Matt grew up in a very lenient household. His parents were never overly strict. Their rule was that you could be out, but just make sure you’re safe. Me on the other hand, I had a curfew. I wasn’t allowed to just step out my door without informing my parents on my whereabouts. So, if we compare how we both grew up, it’s very different. Matt’s approach to parenting is the hands-off style, because he’s influenced by how he was raised. Let the kids roam free and explore – they’ll figure it out. The more they are exposed to testing waters, the more rounded they will become. To a certain extent, I agree. But it has to be within reason. I’m not comfortable with my 3 year old wandering in a park play structure by herself while we watch from the benches. I like to know where Amia is at all times. I’m the parent who calls the daycare about the slightest little concern. That’s just me. And I believe I am this way because this is how I was raised. I know as the girls get older we’ll have to evaluate how to handle certain situations so that Matt and I are both in agreement. For now, we do run into our daily disagreements about how to go about certain parenting decisions. But that’s parenting, right? Irrespective of backgrounds. And this brings me to my last item.
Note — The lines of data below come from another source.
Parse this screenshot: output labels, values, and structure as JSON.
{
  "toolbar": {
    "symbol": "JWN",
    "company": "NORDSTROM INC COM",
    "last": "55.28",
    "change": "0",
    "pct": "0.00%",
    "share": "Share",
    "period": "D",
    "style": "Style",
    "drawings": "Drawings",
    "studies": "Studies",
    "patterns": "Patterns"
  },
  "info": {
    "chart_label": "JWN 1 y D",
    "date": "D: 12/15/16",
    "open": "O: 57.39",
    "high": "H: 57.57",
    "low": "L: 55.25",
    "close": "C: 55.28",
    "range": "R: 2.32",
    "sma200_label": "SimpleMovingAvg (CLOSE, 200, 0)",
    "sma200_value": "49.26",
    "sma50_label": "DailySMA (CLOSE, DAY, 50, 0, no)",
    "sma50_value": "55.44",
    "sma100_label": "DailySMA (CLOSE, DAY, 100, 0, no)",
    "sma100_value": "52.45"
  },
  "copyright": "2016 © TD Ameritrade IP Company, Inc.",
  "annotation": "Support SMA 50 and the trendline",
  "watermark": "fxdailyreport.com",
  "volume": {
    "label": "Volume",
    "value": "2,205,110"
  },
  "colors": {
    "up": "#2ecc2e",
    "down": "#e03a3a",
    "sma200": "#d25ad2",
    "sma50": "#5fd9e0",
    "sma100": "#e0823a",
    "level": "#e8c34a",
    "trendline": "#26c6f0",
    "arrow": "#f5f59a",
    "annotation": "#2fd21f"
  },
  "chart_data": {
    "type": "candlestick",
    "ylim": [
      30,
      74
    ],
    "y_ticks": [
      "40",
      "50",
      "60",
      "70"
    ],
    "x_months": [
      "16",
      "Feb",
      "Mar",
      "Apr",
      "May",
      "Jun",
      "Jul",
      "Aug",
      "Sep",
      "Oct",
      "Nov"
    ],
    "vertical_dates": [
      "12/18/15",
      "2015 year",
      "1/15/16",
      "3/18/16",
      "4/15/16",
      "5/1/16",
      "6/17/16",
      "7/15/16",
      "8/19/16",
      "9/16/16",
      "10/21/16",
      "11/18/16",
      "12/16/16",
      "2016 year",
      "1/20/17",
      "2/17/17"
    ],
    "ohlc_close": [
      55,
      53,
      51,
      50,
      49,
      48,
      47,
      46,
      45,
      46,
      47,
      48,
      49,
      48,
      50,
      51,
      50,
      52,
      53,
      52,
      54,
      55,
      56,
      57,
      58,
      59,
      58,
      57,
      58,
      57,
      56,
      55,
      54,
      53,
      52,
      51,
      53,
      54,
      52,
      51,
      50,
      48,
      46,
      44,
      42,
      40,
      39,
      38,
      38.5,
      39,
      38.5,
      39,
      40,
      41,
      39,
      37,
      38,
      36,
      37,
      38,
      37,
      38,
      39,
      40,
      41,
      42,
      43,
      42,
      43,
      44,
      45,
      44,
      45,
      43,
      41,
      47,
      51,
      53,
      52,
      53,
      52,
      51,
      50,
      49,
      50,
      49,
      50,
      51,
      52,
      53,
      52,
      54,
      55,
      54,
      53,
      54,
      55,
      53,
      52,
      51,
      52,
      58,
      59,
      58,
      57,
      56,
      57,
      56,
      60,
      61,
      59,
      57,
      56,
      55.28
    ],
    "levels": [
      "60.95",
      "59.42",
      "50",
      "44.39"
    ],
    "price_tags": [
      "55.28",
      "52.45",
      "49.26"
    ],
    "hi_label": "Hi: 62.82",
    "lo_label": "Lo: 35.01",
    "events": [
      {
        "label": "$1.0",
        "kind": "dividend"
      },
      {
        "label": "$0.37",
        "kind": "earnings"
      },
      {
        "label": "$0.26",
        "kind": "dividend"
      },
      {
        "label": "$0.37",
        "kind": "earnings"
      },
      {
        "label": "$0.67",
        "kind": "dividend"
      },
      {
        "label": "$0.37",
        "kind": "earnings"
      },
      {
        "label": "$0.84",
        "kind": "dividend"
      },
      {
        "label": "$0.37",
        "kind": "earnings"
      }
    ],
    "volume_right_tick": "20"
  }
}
5. Who are we kidding? This is a never ending list…
We know that this is just the beginning. We never show our girls that we’re different than other families. We have our own qualities that are special to us. We feel fortunate that we can celebrate so many festivities and that our girls are exposed to different cultures. Matt and I are continuously striving to find the right balance and we know we have a long way to go. The key is that we have to remain open with each other and that means communicating our feelings and emotions. I’ve said it before and I’ll say it again, as parents our priority is to raise our girls as kindhearted human beings. We know questions will come up as they get older and we will be transparent and open with them. Matt and I are both proud individuals; we love our roots and share little pieces of it with our girls everyday. I never used to buy real maple syrup – Matt was insulted when I told him we grew up eating Aunt Gemima syrup (fact: French Canadian’s are big on their maple syrup!). And truth be told, I enjoy the real stuff. I’m guilty of playing non-stop Bollywood tunes around the house during our family dance parties. I live for Bollywood, so sometimes Amia watches a movie with me. Matt and I have elements and experiences that we have brought into this marriage that I feel will only make our children well rounded. We’ve adjusted to each other’s norms, the cultural and traditional ones. It hasn’t been easy, but we’re managing with a few bumps along the way. We know this is the path we continue and we’re fortunate to do it together.